### What you have to do
Copy each line of the listing that includes "рождения".

### Data to process
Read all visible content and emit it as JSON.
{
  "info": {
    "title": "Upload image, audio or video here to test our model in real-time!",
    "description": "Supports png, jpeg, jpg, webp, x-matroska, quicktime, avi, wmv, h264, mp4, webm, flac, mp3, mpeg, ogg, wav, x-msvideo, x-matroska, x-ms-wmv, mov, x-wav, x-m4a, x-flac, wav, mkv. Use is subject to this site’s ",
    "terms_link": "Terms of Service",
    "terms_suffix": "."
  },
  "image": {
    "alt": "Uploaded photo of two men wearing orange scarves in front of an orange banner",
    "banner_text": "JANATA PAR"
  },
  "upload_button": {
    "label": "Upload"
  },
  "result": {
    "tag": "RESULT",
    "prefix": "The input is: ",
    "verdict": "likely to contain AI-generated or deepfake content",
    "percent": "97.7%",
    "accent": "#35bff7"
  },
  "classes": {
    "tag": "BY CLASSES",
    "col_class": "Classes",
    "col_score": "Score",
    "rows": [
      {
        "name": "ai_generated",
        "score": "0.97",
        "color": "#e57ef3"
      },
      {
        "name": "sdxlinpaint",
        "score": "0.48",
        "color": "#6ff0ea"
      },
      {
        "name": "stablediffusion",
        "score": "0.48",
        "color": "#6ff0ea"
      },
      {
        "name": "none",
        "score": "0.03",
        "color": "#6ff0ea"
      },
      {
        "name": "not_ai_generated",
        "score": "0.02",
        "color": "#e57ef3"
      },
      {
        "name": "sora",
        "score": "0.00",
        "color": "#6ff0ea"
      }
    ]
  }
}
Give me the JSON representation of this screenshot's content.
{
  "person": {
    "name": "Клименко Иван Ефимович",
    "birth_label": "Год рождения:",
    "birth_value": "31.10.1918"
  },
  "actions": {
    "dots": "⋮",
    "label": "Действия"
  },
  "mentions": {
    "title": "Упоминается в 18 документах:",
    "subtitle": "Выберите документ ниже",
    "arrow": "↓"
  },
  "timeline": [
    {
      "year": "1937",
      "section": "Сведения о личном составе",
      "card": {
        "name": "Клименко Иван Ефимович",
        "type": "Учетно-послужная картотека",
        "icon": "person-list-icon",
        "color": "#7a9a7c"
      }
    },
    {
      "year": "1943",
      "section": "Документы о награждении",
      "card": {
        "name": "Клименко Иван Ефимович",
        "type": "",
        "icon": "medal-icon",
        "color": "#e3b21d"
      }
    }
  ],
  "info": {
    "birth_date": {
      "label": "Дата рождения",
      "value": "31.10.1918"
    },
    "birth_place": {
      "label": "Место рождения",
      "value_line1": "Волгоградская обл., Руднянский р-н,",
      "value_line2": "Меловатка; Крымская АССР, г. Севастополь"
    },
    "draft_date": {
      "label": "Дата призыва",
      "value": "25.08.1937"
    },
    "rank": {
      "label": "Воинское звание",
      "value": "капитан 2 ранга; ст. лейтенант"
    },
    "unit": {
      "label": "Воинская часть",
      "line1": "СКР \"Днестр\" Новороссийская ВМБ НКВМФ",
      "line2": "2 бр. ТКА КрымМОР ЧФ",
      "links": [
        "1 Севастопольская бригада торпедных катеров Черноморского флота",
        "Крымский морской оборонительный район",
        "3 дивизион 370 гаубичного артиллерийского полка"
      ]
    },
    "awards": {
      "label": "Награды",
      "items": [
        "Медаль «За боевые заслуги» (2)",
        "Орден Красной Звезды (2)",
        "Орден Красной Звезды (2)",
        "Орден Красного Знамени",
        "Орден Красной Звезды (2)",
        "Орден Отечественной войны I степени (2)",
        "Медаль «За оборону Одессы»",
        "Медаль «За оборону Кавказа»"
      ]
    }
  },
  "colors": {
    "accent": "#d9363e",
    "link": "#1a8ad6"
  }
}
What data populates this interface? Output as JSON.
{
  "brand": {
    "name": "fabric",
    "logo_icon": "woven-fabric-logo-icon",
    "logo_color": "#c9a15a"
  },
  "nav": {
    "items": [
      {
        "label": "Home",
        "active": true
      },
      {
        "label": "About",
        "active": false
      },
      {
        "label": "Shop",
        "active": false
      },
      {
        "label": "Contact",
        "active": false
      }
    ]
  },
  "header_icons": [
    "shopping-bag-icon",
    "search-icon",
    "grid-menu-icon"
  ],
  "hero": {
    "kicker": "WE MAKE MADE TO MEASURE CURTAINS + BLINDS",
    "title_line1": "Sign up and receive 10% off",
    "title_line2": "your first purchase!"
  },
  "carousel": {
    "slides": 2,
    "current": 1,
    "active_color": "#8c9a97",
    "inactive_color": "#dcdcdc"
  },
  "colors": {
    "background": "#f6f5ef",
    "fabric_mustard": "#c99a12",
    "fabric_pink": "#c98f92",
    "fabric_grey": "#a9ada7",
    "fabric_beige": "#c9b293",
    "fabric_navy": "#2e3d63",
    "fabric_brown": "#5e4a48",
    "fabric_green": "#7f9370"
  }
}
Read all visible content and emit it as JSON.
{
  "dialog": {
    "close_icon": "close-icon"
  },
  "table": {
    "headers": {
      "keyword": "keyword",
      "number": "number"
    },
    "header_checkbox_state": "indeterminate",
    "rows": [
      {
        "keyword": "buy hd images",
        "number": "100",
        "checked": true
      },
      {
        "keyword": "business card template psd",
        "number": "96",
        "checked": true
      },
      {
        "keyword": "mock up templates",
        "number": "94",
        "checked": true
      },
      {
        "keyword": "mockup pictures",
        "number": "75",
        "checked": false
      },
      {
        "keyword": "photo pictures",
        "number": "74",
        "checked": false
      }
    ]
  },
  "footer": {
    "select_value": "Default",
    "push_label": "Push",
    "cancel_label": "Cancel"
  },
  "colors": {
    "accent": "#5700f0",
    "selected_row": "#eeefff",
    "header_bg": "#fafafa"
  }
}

### Completed task
    "birth_label": "Год рождения:",
      "label": "Дата рождения",
      "label": "Место рождения",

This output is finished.